Langer, a two-time winner, says his goal is making cut
Bernhard Langer was in good company.
The two-time Masters Tournament champion played the back nine with Jack Nicklaus and Gary Player in Wednesday's practice round at Augusta National Golf Club.
Langer, Nicklaus and Player are no strangers to success on the course. They have 11 Masters wins among them. The veterans played alongside 23-year-old Martin Kaymer, the European Tour's rookie of the year in 2007.
Even though the three have a storied history at the Masters, they tend to forget about that. Their focus shifts to something else.
"We talk about the golf course changes since the years when we won," said Langer, who won in 1985 and 1993. "It's totally different now."
Nicklaus, a six-time Masters victor, last won in 1986. Player's last of three wins was in 1978.
Langer has won 80 tournaments worldwide. The German considers his wins at the Masters the most prominent, however.
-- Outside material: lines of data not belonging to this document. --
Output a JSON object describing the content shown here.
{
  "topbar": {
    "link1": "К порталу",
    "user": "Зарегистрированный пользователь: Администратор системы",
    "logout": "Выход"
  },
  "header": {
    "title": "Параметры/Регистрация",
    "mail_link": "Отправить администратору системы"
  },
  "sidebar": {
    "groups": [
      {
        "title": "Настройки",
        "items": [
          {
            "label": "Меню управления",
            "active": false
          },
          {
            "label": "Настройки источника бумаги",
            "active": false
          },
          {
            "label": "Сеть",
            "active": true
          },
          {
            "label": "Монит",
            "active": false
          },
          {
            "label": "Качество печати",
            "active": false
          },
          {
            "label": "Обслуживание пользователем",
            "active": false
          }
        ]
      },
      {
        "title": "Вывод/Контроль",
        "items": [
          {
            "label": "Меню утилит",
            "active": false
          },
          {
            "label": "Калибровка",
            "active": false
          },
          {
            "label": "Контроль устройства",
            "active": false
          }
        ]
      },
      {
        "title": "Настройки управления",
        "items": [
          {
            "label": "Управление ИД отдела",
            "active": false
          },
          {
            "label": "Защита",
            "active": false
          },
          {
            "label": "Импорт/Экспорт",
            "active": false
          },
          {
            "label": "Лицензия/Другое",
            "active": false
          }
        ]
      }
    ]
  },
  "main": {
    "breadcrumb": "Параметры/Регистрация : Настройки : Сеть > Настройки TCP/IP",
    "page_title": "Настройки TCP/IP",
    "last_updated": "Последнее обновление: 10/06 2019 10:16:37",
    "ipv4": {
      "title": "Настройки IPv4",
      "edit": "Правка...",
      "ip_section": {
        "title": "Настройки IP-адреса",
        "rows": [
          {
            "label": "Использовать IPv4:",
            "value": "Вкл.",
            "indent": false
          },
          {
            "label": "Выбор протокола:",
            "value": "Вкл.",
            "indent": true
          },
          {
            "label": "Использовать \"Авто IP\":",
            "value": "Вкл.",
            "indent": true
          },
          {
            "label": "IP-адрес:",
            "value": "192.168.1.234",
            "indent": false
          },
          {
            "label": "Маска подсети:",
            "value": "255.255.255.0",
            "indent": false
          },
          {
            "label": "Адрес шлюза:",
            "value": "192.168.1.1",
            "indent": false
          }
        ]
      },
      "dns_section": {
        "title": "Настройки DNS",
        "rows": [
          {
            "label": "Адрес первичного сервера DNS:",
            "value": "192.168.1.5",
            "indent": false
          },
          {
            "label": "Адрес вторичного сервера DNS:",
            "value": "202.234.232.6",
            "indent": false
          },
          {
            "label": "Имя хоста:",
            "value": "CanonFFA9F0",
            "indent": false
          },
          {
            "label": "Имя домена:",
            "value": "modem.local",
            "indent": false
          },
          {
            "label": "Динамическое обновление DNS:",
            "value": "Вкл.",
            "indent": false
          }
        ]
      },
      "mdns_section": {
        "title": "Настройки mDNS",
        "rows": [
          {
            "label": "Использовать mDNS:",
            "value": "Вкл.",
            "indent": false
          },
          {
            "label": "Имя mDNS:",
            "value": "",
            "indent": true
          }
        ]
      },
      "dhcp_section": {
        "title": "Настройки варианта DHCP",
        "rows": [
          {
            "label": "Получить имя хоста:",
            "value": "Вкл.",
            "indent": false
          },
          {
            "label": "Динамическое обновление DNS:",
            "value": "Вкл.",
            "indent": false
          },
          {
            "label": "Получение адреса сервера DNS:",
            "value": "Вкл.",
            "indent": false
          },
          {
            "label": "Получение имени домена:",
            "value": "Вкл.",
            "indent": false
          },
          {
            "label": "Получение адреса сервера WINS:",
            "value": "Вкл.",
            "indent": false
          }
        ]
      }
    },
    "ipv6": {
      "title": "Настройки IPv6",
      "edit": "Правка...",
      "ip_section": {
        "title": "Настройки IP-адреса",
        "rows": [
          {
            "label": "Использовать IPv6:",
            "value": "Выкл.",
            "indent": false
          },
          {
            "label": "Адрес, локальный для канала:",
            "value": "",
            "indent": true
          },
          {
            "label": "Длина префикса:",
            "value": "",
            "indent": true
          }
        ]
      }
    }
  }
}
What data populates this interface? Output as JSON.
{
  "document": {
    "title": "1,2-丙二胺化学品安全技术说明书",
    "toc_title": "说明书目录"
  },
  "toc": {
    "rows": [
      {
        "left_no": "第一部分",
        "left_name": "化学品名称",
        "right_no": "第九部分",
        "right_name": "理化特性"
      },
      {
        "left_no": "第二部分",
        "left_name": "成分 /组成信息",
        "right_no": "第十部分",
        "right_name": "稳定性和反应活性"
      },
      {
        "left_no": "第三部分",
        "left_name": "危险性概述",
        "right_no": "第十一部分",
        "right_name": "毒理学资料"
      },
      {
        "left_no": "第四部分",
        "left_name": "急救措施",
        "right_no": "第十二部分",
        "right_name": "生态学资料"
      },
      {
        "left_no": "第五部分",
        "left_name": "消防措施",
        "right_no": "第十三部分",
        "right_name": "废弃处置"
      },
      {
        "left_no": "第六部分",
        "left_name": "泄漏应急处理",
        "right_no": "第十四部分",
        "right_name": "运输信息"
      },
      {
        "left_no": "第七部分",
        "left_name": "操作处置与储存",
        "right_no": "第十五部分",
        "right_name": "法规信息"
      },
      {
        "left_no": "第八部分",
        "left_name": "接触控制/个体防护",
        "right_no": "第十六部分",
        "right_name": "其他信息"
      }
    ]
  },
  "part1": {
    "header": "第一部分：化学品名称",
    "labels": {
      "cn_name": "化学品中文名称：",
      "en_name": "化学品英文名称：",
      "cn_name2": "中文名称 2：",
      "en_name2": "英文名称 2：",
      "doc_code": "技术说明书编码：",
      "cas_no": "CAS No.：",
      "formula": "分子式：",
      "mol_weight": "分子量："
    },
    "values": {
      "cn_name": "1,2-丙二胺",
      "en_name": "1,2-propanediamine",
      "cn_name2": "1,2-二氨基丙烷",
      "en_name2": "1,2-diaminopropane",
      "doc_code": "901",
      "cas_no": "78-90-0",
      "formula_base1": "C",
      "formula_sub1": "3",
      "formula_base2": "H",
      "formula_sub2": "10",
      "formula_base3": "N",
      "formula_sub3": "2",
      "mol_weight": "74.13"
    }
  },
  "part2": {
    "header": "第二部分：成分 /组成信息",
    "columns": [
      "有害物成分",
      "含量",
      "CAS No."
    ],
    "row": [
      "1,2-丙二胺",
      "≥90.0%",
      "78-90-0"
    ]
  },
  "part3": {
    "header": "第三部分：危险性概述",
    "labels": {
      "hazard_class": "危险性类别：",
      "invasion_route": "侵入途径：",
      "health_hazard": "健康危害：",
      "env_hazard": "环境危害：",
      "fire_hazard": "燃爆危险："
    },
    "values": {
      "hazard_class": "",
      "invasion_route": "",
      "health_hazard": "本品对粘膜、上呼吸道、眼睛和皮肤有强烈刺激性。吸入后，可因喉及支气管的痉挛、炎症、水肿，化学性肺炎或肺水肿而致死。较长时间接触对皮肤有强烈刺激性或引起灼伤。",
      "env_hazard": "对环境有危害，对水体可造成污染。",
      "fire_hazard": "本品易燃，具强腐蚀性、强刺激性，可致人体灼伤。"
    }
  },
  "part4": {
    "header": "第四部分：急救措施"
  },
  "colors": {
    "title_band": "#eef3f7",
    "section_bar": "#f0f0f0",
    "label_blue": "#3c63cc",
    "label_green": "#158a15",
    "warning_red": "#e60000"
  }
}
In his first win, he came from behind and shot 68 on the final day. Eight years later, he had an eagle on 13 and a birdie on 15 to win by four strokes.
Though Langer has had much early success at Augusta National, he has missed the cut the past two years. He shot 78 and 77 in 2007. Two years ago, he shot 79 and 74.
He last placed in 2005, when he tied for 20th . In 2004, he came close to winning for the third time, but he shot 285 and tied for fourth place.
Langer isn't thinking too much about slipping on the green jacket again, 15 years after his last win. His goal for now is to be playing on the third day of competition.
"That would be a pretty good achievement," he said.
In three months of play on the Champions Tour this year, Langer has won two of the seven events he's competed in -- the Ginn Championship and Toshiba Classic.
"I've been playing pretty good on the Champions Tour, but this course is probably 500 yards longer than what we play out there on average," he said. "It's playing even longer because the ball's not running."
Even though Langer's most recent win came just a few weeks ago, the modifications to Augusta National are making it more and more difficult for him to adjust.
"The course is so different now," he said. "Since they lengthened it three or four years ago, it's really hard for an average hitter like me to compete."